All lines in the data below carrying the string "true" are to be located and copied.
══════════════════════════════
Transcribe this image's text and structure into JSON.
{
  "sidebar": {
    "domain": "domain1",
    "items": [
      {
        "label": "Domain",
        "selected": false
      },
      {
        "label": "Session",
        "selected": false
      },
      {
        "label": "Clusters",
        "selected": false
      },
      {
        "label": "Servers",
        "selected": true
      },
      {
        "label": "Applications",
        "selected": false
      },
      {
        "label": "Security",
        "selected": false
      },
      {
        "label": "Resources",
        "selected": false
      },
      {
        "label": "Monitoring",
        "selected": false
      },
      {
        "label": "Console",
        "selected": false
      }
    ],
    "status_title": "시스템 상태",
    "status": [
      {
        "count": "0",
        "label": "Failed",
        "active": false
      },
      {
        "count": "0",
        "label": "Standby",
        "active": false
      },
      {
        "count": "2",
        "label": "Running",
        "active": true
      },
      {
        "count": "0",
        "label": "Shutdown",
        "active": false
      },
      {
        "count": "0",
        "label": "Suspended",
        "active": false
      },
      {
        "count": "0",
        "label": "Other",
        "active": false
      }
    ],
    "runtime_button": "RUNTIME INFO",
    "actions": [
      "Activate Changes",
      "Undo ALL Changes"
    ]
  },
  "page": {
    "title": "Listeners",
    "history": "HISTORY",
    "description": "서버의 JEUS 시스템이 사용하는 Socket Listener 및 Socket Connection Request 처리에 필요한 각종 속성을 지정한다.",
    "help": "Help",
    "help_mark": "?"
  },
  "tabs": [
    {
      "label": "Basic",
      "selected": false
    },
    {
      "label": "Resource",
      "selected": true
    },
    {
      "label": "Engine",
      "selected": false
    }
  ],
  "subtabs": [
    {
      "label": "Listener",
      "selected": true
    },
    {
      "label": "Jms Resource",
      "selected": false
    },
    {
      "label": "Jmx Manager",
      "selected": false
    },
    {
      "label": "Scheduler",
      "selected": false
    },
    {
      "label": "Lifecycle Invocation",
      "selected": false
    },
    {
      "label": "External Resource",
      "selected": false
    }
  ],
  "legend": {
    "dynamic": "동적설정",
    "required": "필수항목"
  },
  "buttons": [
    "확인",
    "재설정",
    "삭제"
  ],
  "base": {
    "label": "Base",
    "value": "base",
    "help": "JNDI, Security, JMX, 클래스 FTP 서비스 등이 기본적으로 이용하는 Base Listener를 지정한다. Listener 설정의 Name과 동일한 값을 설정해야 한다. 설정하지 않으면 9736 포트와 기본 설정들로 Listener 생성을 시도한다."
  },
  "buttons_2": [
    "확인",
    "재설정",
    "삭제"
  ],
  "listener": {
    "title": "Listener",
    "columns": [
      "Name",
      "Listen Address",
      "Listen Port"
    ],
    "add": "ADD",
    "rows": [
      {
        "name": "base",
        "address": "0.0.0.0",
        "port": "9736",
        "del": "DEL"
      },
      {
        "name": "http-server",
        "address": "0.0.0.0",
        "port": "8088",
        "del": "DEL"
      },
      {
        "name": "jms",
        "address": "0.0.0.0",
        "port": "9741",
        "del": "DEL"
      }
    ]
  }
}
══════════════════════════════
*Written response*
        "selected": true
        "active": true
      "selected": true
      "selected": true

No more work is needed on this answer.